◆ Activity ◆
Needed from the data below: all lines that contain the word "Inggris".

◆ Data provided ◆
=======
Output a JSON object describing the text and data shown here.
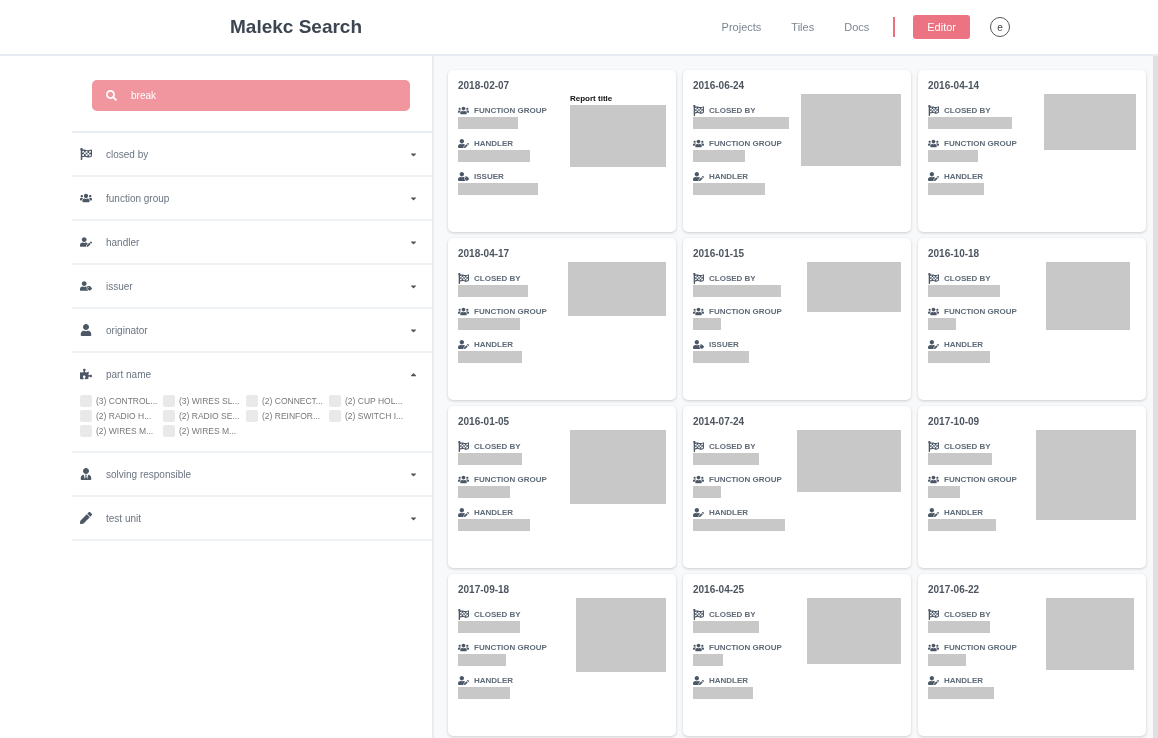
{
  "header": {
    "title": "Malekc Search",
    "nav": [
      {
        "label": "Projects",
        "kind": "link"
      },
      {
        "label": "Tiles",
        "kind": "link"
      },
      {
        "label": "Docs",
        "kind": "link"
      },
      {
        "label": "Editor",
        "kind": "button"
      }
    ],
    "avatar": "e"
  },
  "search": {
    "value": "break"
  },
  "filters": [
    {
      "kind": "flag",
      "label": "closed by",
      "expanded": false
    },
    {
      "kind": "users",
      "label": "function group",
      "expanded": false
    },
    {
      "kind": "user-edit",
      "label": "handler",
      "expanded": false
    },
    {
      "kind": "user-tag",
      "label": "issuer",
      "expanded": false
    },
    {
      "kind": "user",
      "label": "originator",
      "expanded": false
    },
    {
      "kind": "puzzle",
      "label": "part name",
      "expanded": true,
      "options": [
        {
          "label": "(3) CONTROL...",
          "checked": false
        },
        {
          "label": "(3) WIRES SL...",
          "checked": false
        },
        {
          "label": "(2) CONNECT...",
          "checked": false
        },
        {
          "label": "(2) CUP HOL...",
          "checked": false
        },
        {
          "label": "(2) RADIO H...",
          "checked": false
        },
        {
          "label": "(2) RADIO SE...",
          "checked": false
        },
        {
          "label": "(2) REINFOR...",
          "checked": false
        },
        {
          "label": "(2) SWITCH I...",
          "checked": false
        },
        {
          "label": "(2) WIRES M...",
          "checked": false
        },
        {
          "label": "(2) WIRES M...",
          "checked": false
        }
      ]
    },
    {
      "kind": "user-tie",
      "label": "solving responsible",
      "expanded": false
    },
    {
      "kind": "pen",
      "label": "test unit",
      "expanded": false
    }
  ],
  "cards": [
    {
      "date": "2018-02-07",
      "image_caption": "Report title",
      "fields": [
        {
          "kind": "function_group",
          "label": "FUNCTION GROUP"
        },
        {
          "kind": "handler",
          "label": "HANDLER"
        },
        {
          "kind": "issuer",
          "label": "ISSUER"
        }
      ]
    },
    {
      "date": "2016-06-24",
      "fields": [
        {
          "kind": "closed_by",
          "label": "CLOSED BY"
        },
        {
          "kind": "function_group",
          "label": "FUNCTION GROUP"
        },
        {
          "kind": "handler",
          "label": "HANDLER"
        }
      ]
    },
    {
      "date": "2016-04-14",
      "fields": [
        {
          "kind": "closed_by",
          "label": "CLOSED BY"
        },
        {
          "kind": "function_group",
          "label": "FUNCTION GROUP"
        },
        {
          "kind": "handler",
          "label": "HANDLER"
        }
      ]
    },
    {
      "date": "2018-04-17",
      "fields": [
        {
          "kind": "closed_by",
          "label": "CLOSED BY"
        },
        {
          "kind": "function_group",
          "label": "FUNCTION GROUP"
        },
        {
          "kind": "handler",
          "label": "HANDLER"
        }
      ]
    },
    {
      "date": "2016-01-15",
      "fields": [
        {
          "kind": "closed_by",
          "label": "CLOSED BY"
        },
        {
          "kind": "function_group",
          "label": "FUNCTION GROUP"
        },
        {
          "kind": "issuer",
          "label": "ISSUER"
        }
      ]
    },
    {
      "date": "2016-10-18",
      "fields": [
        {
          "kind": "closed_by",
          "label": "CLOSED BY"
        },
        {
          "kind": "function_group",
          "label": "FUNCTION GROUP"
        },
        {
          "kind": "handler",
          "label": "HANDLER"
        }
      ]
    },
    {
      "date": "2016-01-05",
      "fields": [
        {
          "kind": "closed_by",
          "label": "CLOSED BY"
        },
        {
          "kind": "function_group",
          "label": "FUNCTION GROUP"
        },
        {
          "kind": "handler",
          "label": "HANDLER"
        }
      ]
    },
    {
      "date": "2014-07-24",
      "fields": [
        {
          "kind": "closed_by",
          "label": "CLOSED BY"
        },
        {
          "kind": "function_group",
          "label": "FUNCTION GROUP"
        },
        {
          "kind": "handler",
          "label": "HANDLER"
        }
      ]
    },
    {
      "date": "2017-10-09",
      "fields": [
        {
          "kind": "closed_by",
          "label": "CLOSED BY"
        },
        {
          "kind": "function_group",
          "label": "FUNCTION GROUP"
        },
        {
          "kind": "handler",
          "label": "HANDLER"
        }
      ]
    },
    {
      "date": "2017-09-18",
      "fields": [
        {
          "kind": "closed_by",
          "label": "CLOSED BY"
        },
        {
          "kind": "function_group",
          "label": "FUNCTION GROUP"
        },
        {
          "kind": "handler",
          "label": "HANDLER"
        }
      ]
    },
    {
      "date": "2016-04-25",
      "fields": [
        {
          "kind": "closed_by",
          "label": "CLOSED BY"
        },
        {
          "kind": "function_group",
          "label": "FUNCTION GROUP"
        },
        {
          "kind": "handler",
          "label": "HANDLER"
        }
      ]
    },
    {
      "date": "2017-06-22",
      "fields": [
        {
          "kind": "closed_by",
          "label": "CLOSED BY"
        },
        {
          "kind": "function_group",
          "label": "FUNCTION GROUP"
        },
        {
          "kind": "handler",
          "label": "HANDLER"
        }
      ]
    }
  ]
}
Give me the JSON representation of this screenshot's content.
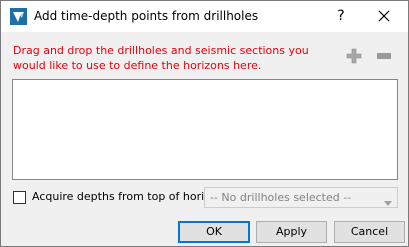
{
  "window": {
    "title": "Add time-depth points from drillholes",
    "help_label": "?",
    "icons": {
      "app": "app-logo-icon",
      "close": "close-icon"
    }
  },
  "instruction": "Drag and drop the drillholes and seismic sections you would like to use to define the horizons here.",
  "toolbar": {
    "add_icon": "plus-icon",
    "remove_icon": "minus-icon"
  },
  "options": {
    "acquire_depths_label": "Acquire depths from top of horizon",
    "acquire_depths_checked": false,
    "drillhole_combo_value": "-- No drillholes selected --",
    "drillhole_combo_enabled": false
  },
  "buttons": {
    "ok": "OK",
    "apply": "Apply",
    "cancel": "Cancel"
  },
  "colors": {
    "instruction_text": "#e8000c",
    "default_button_border": "#0078d7",
    "dialog_background": "#f0f0f0"
  }
}
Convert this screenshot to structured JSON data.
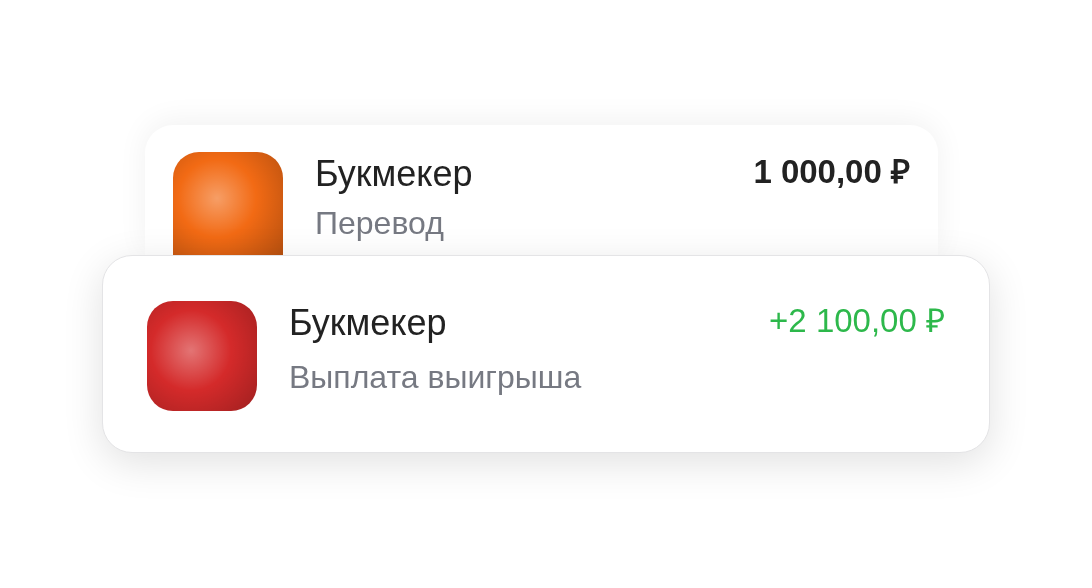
{
  "transactions": [
    {
      "name": "Букмекер",
      "description": "Перевод",
      "amount": "1 000,00 ₽",
      "kind": "expense",
      "color": "#f26a14"
    },
    {
      "name": "Букмекер",
      "description": "Выплата выигрыша",
      "amount": "+2 100,00 ₽",
      "kind": "income",
      "color": "#d42a2a"
    }
  ]
}
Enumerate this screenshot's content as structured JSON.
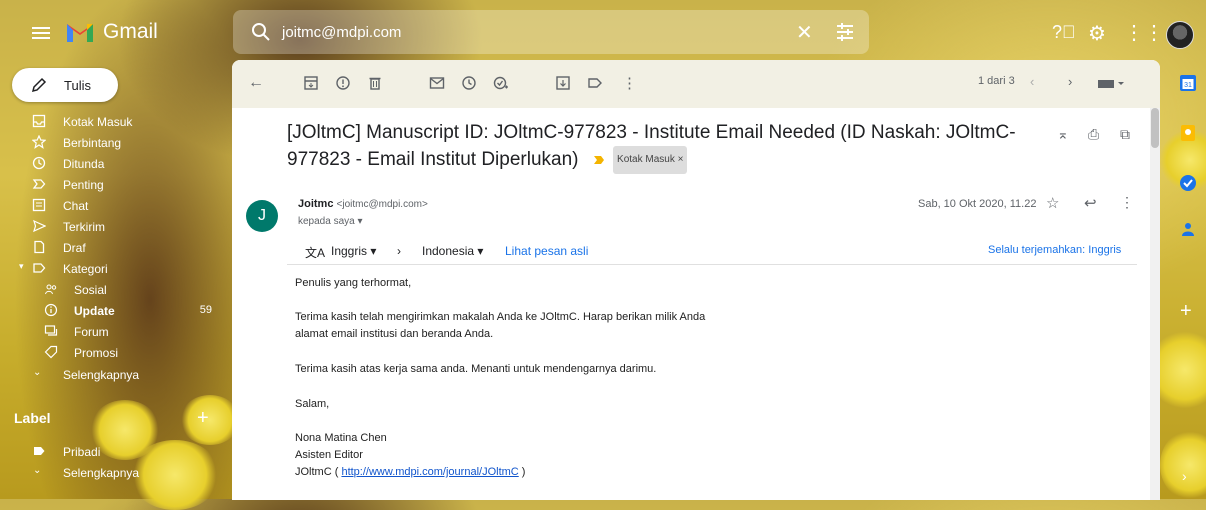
{
  "app": {
    "name": "Gmail"
  },
  "search": {
    "value": "joitmc@mdpi.com"
  },
  "compose": {
    "label": "Tulis"
  },
  "sidebar": {
    "items": [
      {
        "label": "Kotak Masuk",
        "icon": "inbox-icon"
      },
      {
        "label": "Berbintang",
        "icon": "star-icon"
      },
      {
        "label": "Ditunda",
        "icon": "clock-icon"
      },
      {
        "label": "Penting",
        "icon": "important-icon"
      },
      {
        "label": "Chat",
        "icon": "chat-icon"
      },
      {
        "label": "Terkirim",
        "icon": "send-icon"
      },
      {
        "label": "Draf",
        "icon": "draft-icon"
      },
      {
        "label": "Kategori",
        "icon": "label-icon"
      },
      {
        "label": "Sosial",
        "icon": "people-icon"
      },
      {
        "label": "Update",
        "icon": "info-icon",
        "count": "59"
      },
      {
        "label": "Forum",
        "icon": "forum-icon"
      },
      {
        "label": "Promosi",
        "icon": "tag-icon"
      },
      {
        "label": "Selengkapnya",
        "icon": "chevron-down-icon"
      }
    ],
    "labels_heading": "Label",
    "labels": [
      {
        "label": "Pribadi",
        "icon": "label-icon"
      },
      {
        "label": "Selengkapnya",
        "icon": "chevron-down-icon"
      }
    ]
  },
  "toolbar": {
    "pager": "1 dari 3"
  },
  "email": {
    "subject": "[JOltmC] Manuscript ID: JOltmC-977823 - Institute Email Needed (ID Naskah: JOltmC-977823 - Email Institut Diperlukan)",
    "label_chip": "Kotak Masuk ×",
    "sender_initial": "J",
    "sender_name": "Joitmc",
    "sender_email": "<joitmc@mdpi.com>",
    "recipient": "kepada saya ▾",
    "date": "Sab, 10 Okt 2020, 11.22",
    "translate": {
      "from": "Inggris",
      "to": "Indonesia",
      "view_original": "Lihat pesan asli",
      "always_translate": "Selalu terjemahkan: Inggris"
    },
    "body": [
      "Penulis yang terhormat,",
      "Terima kasih telah mengirimkan makalah Anda ke JOltmC. Harap berikan milik Anda",
      "alamat email institusi dan beranda Anda.",
      "Terima kasih atas kerja sama anda. Menanti untuk mendengarnya darimu.",
      "Salam,",
      "Nona Matina Chen",
      "Asisten Editor"
    ],
    "signature": {
      "prefix": "JOltmC ( ",
      "link": "http://www.mdpi.com/journal/JOltmC",
      "suffix": " )"
    }
  }
}
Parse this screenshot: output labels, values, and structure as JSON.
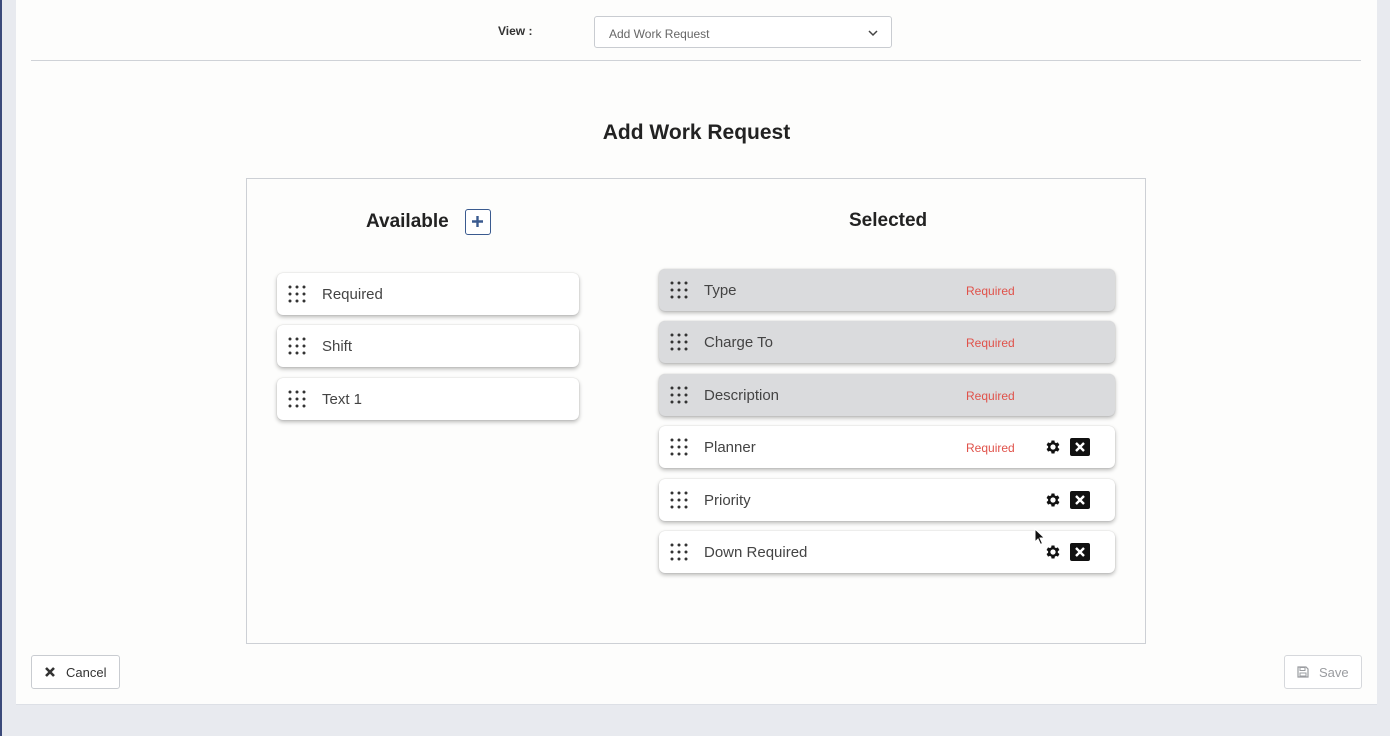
{
  "header": {
    "view_label": "View :",
    "view_select": {
      "value": "Add Work Request",
      "icon": "chevron-down-icon"
    }
  },
  "main": {
    "title": "Add Work Request",
    "available": {
      "title": "Available",
      "add_icon": "plus-icon",
      "items": [
        {
          "label": "Required"
        },
        {
          "label": "Shift"
        },
        {
          "label": "Text 1"
        }
      ]
    },
    "selected": {
      "title": "Selected",
      "items": [
        {
          "label": "Type",
          "tag": "Required",
          "locked": true
        },
        {
          "label": "Charge To",
          "tag": "Required",
          "locked": true
        },
        {
          "label": "Description",
          "tag": "Required",
          "locked": true
        },
        {
          "label": "Planner",
          "tag": "Required",
          "locked": false
        },
        {
          "label": "Priority",
          "tag": "",
          "locked": false
        },
        {
          "label": "Down Required",
          "tag": "",
          "locked": false
        }
      ]
    }
  },
  "footer": {
    "cancel_label": "Cancel",
    "save_label": "Save"
  },
  "colors": {
    "required_text": "#e0524a",
    "accent": "#3a5a8f",
    "locked_row": "#dadbdd"
  }
}
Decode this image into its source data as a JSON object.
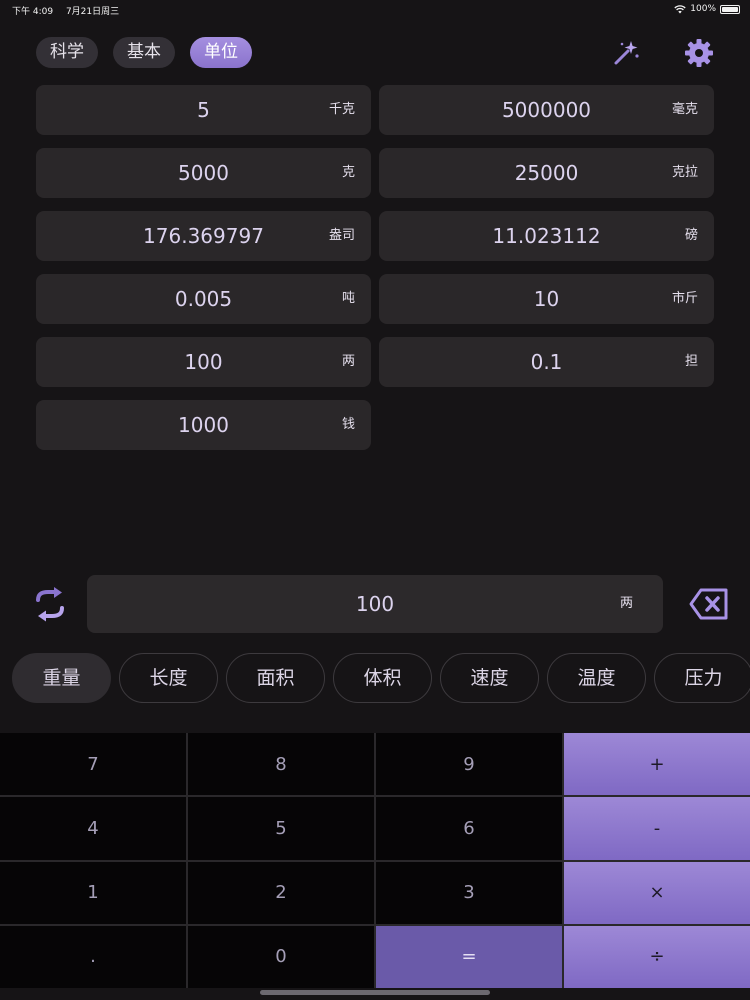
{
  "status": {
    "time": "下午 4:09",
    "date": "7月21日周三",
    "battery": "100%"
  },
  "mode_tabs": [
    {
      "label": "科学",
      "active": false
    },
    {
      "label": "基本",
      "active": false
    },
    {
      "label": "单位",
      "active": true
    }
  ],
  "icons": {
    "magic": "magic-wand-icon",
    "settings": "gear-icon",
    "swap": "swap-arrows-icon",
    "backspace": "backspace-icon"
  },
  "results": [
    {
      "value": "5",
      "unit": "千克"
    },
    {
      "value": "5000000",
      "unit": "毫克"
    },
    {
      "value": "5000",
      "unit": "克"
    },
    {
      "value": "25000",
      "unit": "克拉"
    },
    {
      "value": "176.369797",
      "unit": "盎司"
    },
    {
      "value": "11.023112",
      "unit": "磅"
    },
    {
      "value": "0.005",
      "unit": "吨"
    },
    {
      "value": "10",
      "unit": "市斤"
    },
    {
      "value": "100",
      "unit": "两"
    },
    {
      "value": "0.1",
      "unit": "担"
    },
    {
      "value": "1000",
      "unit": "钱"
    }
  ],
  "input": {
    "value": "100",
    "unit": "两"
  },
  "categories": [
    {
      "label": "重量",
      "active": true
    },
    {
      "label": "长度",
      "active": false
    },
    {
      "label": "面积",
      "active": false
    },
    {
      "label": "体积",
      "active": false
    },
    {
      "label": "速度",
      "active": false
    },
    {
      "label": "温度",
      "active": false
    },
    {
      "label": "压力",
      "active": false
    }
  ],
  "keypad": {
    "k7": "7",
    "k8": "8",
    "k9": "9",
    "plus": "+",
    "k4": "4",
    "k5": "5",
    "k6": "6",
    "minus": "-",
    "k1": "1",
    "k2": "2",
    "k3": "3",
    "times": "×",
    "dot": ".",
    "k0": "0",
    "equals": "=",
    "divide": "÷"
  },
  "colors": {
    "accent": "#8f78d0",
    "background": "#161416",
    "card": "#2a2729"
  }
}
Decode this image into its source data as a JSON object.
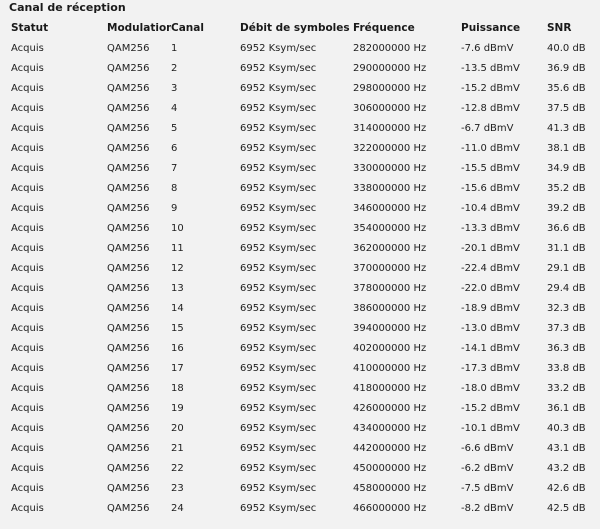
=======
◆ Answer section ◆
      "from": "Inggris",
      "always_translate": "Selalu terjemahkan: Inggris"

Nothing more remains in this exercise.